I set up the Flip Video, punched record and walked around to sit in front of it. When I reviewed what I had when I was done, it was almost half an hour of stuff. This time it was all on the subject of bankruptcy. My idea was to supplement and update what I’ve already said on earlier videos. Now what I recorded is so long that I will have to edit it down into manageable pieces. By the time I’m done editing it will be a whole series of clips. The first of them is embedded here:

CREDIT CARD CASH ADVANCES TO PAY FOR BANKRUPTCY

I just got off the phone with a gentleman who is in extreme debt, lives with his parents, and is essentially unemployed. He works part time odd jobs from time to time. His credit is apparently still good, since he is borrowing from one card to pay for another, even though his debt exceeds $50,000. I told him that he certainly qualifies for a Chapter 7 Bankruptcy, and probably needs one; but with no income and no assets, what was his plan to pay for the bankruptcy?

“I have been told that I can do that with cash advances,” said he without hesitation. I questioned him more trying to determine exactly who had said that or where he got that idea. He side-stepped and never really answered my questions. I explained that if a lawyer had told him that, it was a violation of every code of ethics I ever heard of. It would also be fraud if not theft, and if it preceded the actual filing of a bankruptcy, it would also be bankruptcy fraud. Bankruptcy fraud, I explained, is a federal felony. It is investigated by the FBI. I would like to stay as far away from that sort of thing as possible.

I would not have thought much of this call, and would not find it worthy of mentioning, except that this was the second such discussion I have had in the last ten days or so. Since it has now come up twice, I am wondering if someone on a web site, blog or other media source has been either promoting or at least discussing the idea.

Let me see if I can spell something out. If a creditor can show that a debt was incurred at a time that the debtor intends to not pay it, but intends instead to run it through a bankruptcy, that is bankruptcy fraud. The person who does that will at least be subject to an objection to the discharge brought by the creditor, and at worst possibly be subject to criminal charges. If the debt is more than $600 or so, and it is incurred within 90 days before filing, it will be presumed to be for luxury goods – which also makes the debt nondischargeable if the creditor objects. Even if all the specific rules for the bankruptcy filing are satisfied, there is still a possibility that the case won’t pass the “totality of the circumstances” test. Essentially it’s a smell test.
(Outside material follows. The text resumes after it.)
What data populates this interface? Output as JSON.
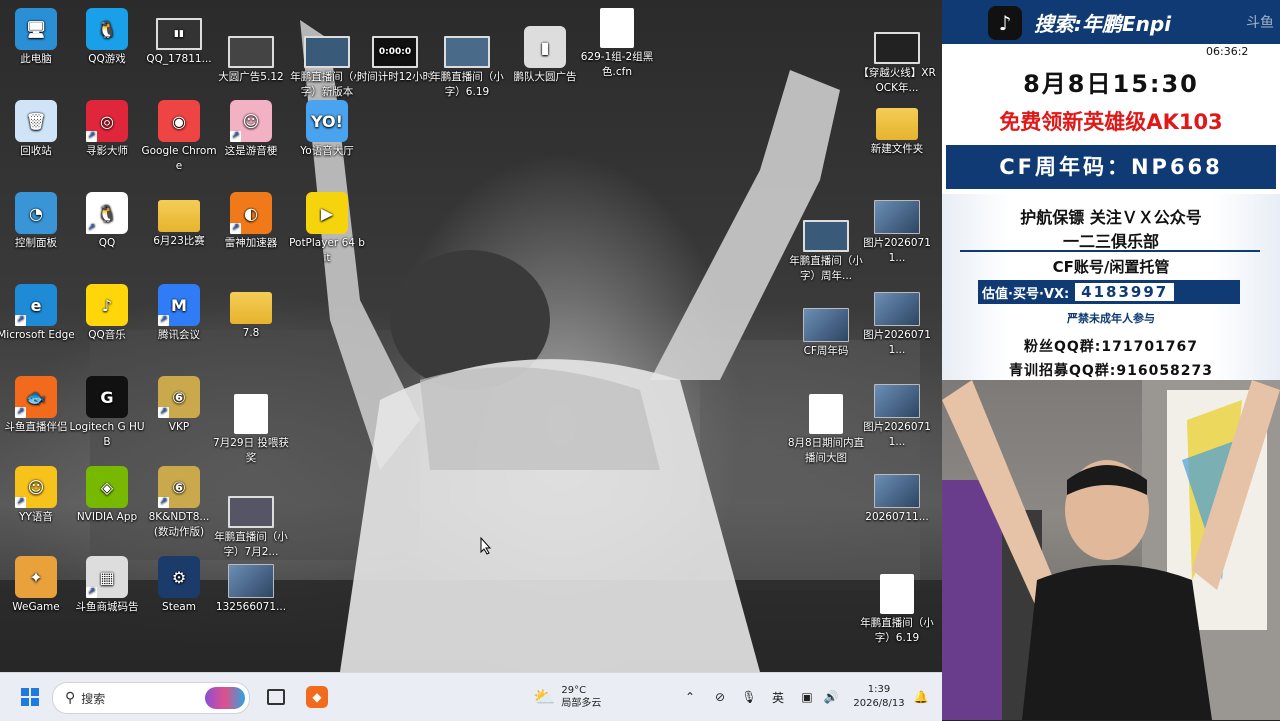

If it doesn’t smell right, the court can dismiss it.

Executive Office of U.S. Trustee Suspends Debtor Audits

About a week ago BankruptcyLawNetwork.com reported that the Executive Office of the U.S. Trustee has suspended auditing of debtors filing for bankruptcy because Congress did not fund the audits in the 2008 appropiration. This is good news. Under the 2005 changes to the bankruptcy law, the U.S. Trustee could engage the services of outside accounting firms to audit the records of bankrupt debtors. At least until they find some funding somewhere, and they are looking for alternative sources, this auditing activity will come to a stop.

This does not mean that the Trustees themselves cannot continue requesting detailed information, documents and records from bankrupt debtors; and going over it with a fine tooth comb. It just means that they can’t hire outside accounting help to do it. When these audits were in progress, they only involved a very small percentage of the bankruptcy cases being filed. A much higher percentage of cases were investigated directly by U. S. Trustee personnel without outside help.

It is my hope that the failure to appropriate funds represents the beginning of a backlash against the so-called Bankruptcy Reform Act.